The Company’s IFRS accounting policy in respect of all purchased intangible assets, described in Note 2 to the financial statements in the 2005 Annual Report on page 91, states that amortization of the rights to purchased pharmaceutical compounds starts from the point at which they are “available for use”, as required by paragraph 97 of IAS 38. These pharmaceutical compounds in development are not capable of being used in the manner intended by management (i.e., as finished products available for sale), and are therefore not considered available for use, until regulatory approval has been obtained. Thus, the Company believes its application of IAS 38 is appropriate. Note 38 to the financial statements in the 2005 Annual Report on page 135, though worded differently, explains the practical application of, and is consistent with, the IFRS accounting policy in Note 2 to the financial statements in the 2005 Annual Report on page 91. In future filings, the Company will ensure that the relationship between the two notes is made clearer.

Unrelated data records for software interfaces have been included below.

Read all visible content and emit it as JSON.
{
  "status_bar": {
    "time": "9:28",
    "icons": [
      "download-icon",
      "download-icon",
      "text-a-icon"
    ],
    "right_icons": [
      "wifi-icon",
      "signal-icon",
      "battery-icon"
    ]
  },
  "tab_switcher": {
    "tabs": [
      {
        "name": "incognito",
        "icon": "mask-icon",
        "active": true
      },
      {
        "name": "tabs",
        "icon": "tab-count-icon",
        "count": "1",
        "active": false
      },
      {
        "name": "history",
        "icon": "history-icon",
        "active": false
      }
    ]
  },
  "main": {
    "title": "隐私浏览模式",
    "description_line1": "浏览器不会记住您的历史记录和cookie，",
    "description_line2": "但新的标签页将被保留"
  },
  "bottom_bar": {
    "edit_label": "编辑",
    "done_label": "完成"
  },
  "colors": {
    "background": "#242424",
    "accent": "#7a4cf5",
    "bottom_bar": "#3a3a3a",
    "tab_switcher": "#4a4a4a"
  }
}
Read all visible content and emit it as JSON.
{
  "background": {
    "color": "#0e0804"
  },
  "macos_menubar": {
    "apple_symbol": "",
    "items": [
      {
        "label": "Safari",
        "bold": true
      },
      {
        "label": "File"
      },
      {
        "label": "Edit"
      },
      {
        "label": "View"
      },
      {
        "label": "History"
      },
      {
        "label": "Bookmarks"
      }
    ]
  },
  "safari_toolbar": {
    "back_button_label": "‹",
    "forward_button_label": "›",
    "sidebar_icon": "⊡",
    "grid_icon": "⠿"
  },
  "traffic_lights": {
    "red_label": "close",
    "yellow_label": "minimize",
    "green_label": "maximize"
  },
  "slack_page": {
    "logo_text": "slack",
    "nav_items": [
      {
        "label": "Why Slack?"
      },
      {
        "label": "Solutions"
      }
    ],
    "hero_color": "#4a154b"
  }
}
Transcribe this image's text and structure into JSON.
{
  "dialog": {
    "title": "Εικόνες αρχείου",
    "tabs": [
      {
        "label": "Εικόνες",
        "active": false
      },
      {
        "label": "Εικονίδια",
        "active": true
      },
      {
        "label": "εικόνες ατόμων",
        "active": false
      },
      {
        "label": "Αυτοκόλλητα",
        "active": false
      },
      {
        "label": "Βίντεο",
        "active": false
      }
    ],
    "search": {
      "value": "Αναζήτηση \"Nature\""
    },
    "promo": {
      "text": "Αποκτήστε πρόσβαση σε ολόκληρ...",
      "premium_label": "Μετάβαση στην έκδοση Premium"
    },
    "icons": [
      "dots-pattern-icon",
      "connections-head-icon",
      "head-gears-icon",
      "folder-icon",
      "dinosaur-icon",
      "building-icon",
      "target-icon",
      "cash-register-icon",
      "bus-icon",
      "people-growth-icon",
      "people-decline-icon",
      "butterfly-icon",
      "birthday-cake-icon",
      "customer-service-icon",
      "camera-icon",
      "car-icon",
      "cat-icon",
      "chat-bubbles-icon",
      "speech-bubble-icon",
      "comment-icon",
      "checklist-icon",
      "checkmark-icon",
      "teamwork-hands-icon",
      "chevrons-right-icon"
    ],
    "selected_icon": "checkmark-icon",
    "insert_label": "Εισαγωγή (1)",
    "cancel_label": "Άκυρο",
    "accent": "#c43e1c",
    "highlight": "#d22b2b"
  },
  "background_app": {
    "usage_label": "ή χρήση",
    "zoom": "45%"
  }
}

Note 40 - Transition to IFRS

4.  Please tell us what consideration was given to providing the reconciliation of your equity reported under previous GAAP to your equity under IFRS for the end of the latest period presented in the entity’s most recent annual financial statement under previous GAAP. Refer to IFRS 1 paragraph 39(a)(ii).


The reconciliation required by paragraph 39(a)(ii) of IFRS 1, “First-time Adoption of International Financial Reporting Standards”, is to show the movement between equity under the previous GAAP and equity under IFRS at the end of the last accounting period for which financial statements have been prepared under the previous GAAP. For the Company, the last set of UK GAAP financial statements was as at and for the year ended December 31, 2004. The Company believes that the necessary disclosure to meet the requirements under paragraph 39(a)(ii) of IFRS 1 is presented in Note 40 to the financial statements in the 2005 Annual Report, on pages 154 and 156. The format adopted for the reconciliation follows paragraph IG63 of the implementation guidance to IFRS 1 and the example, IG Example 11, in that paragraph.

*       *      *



Mr. Jim B. Rosenberg, p. 4 

If you have any questions or require additional information with respect to the foregoing, please do not hesitate to contact me at +44 207 614 2237 or my colleague Adam Schneider at +44 207 614 2341.

Very truly yours,

 /s/ Sebastian R. Sperber

 Sebastian R. Sperber




Ms. Sasha Parikh, Securities and Exchange Commission



Ms. Lisa Vanjoske, Securities and Exchange Commission



Mr. Julian Heslop, GlaxoSmithKline PLC



Mr. Simon Friend, PricewaterhouseCoopers



Mr. Adam Schneider, Cleary Gottlieb Steen & Hamilton LLP